After all, these corporations rose to their enormous size on the backs of American workers. Their success can be attributed to taxpayer-subsidized research and development handouts. Not to mention those corporations that rushed to Washington D.C. for huge bailouts from the taxpayers when mismanagement or corruption got them into serious trouble.
How do these companies show their gratitude to their home country? Many of them send jobs overseas to dictatorial regimes and oligarchic societies who abuse their impoverished workers -- all in the name of greater profits. Meanwhile, back home, corporate lobbyists continue to press for more privileges and immunities so as to be less accountable under U.S. law for corporate crimes and other misbehaviors.
In a survey conducted by the Center for Study of Responsive Law, twenty of the largest unions and twenty of the largest U.S. Chartered corporations were asked the following simple question on three separate occasions:
Do you think it desirable to have your CEO and/or your president at your annual shareholders meetings stand up on the stage and, in the name of your company (not your diverse board of directors), pledge allegiance to our flag that is completed by the ringing phrase "with liberty and justice for all?"
In this survey, nine of the twenty unions replied that they do "pledge allegiance to the flag ...with liberty and justice for all" or, as a substitute, sing the national anthem.

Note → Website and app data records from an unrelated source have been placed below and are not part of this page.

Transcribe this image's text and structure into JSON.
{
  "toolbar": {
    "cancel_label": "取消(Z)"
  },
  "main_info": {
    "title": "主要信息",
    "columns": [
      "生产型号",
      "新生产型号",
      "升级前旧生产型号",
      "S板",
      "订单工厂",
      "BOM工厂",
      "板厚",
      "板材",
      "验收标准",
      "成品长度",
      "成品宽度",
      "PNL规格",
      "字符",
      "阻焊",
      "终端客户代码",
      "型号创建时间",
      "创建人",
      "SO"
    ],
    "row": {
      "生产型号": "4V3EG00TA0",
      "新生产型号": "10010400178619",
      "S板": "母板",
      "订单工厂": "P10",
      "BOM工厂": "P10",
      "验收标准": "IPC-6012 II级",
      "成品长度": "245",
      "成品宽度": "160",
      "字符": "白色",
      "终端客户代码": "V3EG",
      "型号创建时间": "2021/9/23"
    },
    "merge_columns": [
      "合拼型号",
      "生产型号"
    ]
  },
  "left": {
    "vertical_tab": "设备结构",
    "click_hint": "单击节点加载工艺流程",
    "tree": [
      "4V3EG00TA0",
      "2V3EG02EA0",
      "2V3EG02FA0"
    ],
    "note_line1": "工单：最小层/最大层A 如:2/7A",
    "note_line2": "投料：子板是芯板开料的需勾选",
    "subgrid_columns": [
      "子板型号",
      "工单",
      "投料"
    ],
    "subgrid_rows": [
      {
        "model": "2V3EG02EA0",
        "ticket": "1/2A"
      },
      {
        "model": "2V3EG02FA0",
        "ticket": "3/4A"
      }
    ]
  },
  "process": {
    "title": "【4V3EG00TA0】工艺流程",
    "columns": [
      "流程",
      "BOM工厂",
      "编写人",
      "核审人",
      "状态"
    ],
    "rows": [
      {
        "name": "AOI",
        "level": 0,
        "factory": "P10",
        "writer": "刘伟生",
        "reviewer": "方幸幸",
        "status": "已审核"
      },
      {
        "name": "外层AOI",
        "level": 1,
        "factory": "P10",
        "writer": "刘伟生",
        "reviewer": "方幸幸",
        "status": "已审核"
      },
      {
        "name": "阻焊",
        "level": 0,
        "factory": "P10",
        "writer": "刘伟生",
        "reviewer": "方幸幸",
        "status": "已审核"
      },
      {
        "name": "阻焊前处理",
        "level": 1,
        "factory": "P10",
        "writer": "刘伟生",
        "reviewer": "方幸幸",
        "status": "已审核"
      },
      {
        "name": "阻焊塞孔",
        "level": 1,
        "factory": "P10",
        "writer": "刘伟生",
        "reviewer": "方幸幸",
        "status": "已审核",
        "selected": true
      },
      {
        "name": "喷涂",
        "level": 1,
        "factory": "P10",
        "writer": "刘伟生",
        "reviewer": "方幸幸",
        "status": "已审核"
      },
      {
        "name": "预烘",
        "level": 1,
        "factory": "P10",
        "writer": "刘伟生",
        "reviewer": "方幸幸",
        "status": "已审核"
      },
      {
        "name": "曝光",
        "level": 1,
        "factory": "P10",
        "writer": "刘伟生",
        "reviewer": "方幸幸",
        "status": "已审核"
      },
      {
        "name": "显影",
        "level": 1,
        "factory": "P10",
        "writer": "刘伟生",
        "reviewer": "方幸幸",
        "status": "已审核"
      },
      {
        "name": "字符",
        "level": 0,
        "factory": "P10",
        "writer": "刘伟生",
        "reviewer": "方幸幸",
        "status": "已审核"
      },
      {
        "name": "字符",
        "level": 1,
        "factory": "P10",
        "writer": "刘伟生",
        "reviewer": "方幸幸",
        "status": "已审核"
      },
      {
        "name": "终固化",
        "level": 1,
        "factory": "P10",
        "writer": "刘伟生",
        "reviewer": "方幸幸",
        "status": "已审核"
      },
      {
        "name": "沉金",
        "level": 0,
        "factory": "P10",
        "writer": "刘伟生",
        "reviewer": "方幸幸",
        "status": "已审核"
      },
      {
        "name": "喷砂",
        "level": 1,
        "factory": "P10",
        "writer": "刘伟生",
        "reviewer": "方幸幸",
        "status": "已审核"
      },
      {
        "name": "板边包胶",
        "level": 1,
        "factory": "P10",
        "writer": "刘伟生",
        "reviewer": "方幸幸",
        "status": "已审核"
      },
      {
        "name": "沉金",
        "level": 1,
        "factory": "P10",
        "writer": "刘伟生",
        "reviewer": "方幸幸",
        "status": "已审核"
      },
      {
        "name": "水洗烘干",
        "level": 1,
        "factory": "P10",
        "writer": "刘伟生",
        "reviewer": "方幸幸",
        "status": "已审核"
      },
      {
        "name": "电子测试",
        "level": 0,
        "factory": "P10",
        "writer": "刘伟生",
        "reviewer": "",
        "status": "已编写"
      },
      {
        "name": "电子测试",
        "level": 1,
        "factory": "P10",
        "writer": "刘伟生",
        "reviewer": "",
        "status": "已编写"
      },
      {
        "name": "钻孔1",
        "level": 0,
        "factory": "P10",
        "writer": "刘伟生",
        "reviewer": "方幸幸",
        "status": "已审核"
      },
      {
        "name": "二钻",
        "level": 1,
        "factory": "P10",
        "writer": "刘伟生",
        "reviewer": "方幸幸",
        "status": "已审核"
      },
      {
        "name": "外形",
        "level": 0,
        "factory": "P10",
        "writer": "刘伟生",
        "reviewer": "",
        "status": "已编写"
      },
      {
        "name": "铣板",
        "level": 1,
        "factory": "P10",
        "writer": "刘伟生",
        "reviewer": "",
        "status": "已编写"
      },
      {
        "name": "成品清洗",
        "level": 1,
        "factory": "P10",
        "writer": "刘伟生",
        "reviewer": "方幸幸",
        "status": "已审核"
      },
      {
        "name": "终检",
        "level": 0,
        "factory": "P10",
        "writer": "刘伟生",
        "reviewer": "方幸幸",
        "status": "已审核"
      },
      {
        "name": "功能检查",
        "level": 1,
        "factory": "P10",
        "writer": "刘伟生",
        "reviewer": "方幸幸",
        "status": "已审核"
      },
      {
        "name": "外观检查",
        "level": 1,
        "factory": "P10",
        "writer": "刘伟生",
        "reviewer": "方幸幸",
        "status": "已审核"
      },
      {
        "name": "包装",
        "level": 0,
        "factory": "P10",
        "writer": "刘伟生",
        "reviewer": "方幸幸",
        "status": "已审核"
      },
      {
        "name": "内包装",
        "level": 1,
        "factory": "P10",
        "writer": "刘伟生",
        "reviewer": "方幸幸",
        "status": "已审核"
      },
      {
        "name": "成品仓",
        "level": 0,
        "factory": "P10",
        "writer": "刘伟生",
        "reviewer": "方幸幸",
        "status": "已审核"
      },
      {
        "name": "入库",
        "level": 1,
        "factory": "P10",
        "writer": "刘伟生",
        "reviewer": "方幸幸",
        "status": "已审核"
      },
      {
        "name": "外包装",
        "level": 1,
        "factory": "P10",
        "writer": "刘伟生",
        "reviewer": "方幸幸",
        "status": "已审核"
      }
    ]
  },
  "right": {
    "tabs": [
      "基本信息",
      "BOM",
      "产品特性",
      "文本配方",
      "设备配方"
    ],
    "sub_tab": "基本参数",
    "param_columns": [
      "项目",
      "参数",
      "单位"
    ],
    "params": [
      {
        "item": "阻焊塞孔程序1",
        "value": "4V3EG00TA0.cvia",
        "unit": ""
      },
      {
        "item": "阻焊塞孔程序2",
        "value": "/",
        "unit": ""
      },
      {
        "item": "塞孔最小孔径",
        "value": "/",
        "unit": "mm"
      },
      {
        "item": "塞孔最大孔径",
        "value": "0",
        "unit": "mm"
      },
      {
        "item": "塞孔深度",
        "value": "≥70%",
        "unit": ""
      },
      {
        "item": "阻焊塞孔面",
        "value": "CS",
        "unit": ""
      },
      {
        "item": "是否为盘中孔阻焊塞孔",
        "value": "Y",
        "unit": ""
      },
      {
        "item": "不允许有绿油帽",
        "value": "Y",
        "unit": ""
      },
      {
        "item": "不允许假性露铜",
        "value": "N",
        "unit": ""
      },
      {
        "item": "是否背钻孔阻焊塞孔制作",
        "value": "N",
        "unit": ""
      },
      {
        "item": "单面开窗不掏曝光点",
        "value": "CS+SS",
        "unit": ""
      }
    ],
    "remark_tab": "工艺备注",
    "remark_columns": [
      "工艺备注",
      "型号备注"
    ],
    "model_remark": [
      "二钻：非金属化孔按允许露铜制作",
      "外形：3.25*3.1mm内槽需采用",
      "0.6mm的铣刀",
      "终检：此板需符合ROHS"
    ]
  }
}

Only two of the twenty corporations -- Chevron and Walmart -- responded with an explanation of their company's view of patriotism, but declined to respond directly to the question. Some of the companies that chose not to respond are: Apple, GE, GM, Verizon, J.P. Morgan Chase and Co., AT&T, Ford, ExxonMobil, Bank of America and others.
See nader.org for the full list of companies and unions that were sent the letter, including which ones that responded and which did not.
Back in 1996, a similar survey was sent to 100 of the largest chartered corporations. Thirty-four of them responded, and all but one explained why they declined to say the Pledge of Allegiance at their annual shareholders meeting. (Federated Department Stores was the only company that embraced the idea.) Many of the corporations misconstrued the request by explaining that it might offend foreign nationals who might be on their boards of Directors. (The request was crystal clear; it was to have the CEO stand up and pledge allegiance on behalf of their U.S. chartered corporation... ) After all, it's these very CEOs who want their American companies to be treated as "persons" under our constitution in order to retain and expand their powerful privileges and immunities.
In an age of increased jingoism about freedom and American ideals, the comparative yardsticks of patriotism should be applied frequently and meticulously to the large U.S. corporations that rove the world seeking advantages from other countries, to the detriment of the United States. It is our country that chartered them into existence and helped insure their success and survival. And these corporations now wield immense power in our elections, in our economy, over our military and foreign policies, and even in how we spend time with our friends and families.
The 4th of July is an ideal time to call out these runaway corporate giants who exploit the patriotic sensibilities of Americans for profit and, in wars, for profiteering, but decline to be held to any patriotic expectations or standards of their own.
(Autographed copies of my latest book Told You So: The Big Book of Weekly Columns are available at Told-You-So.com)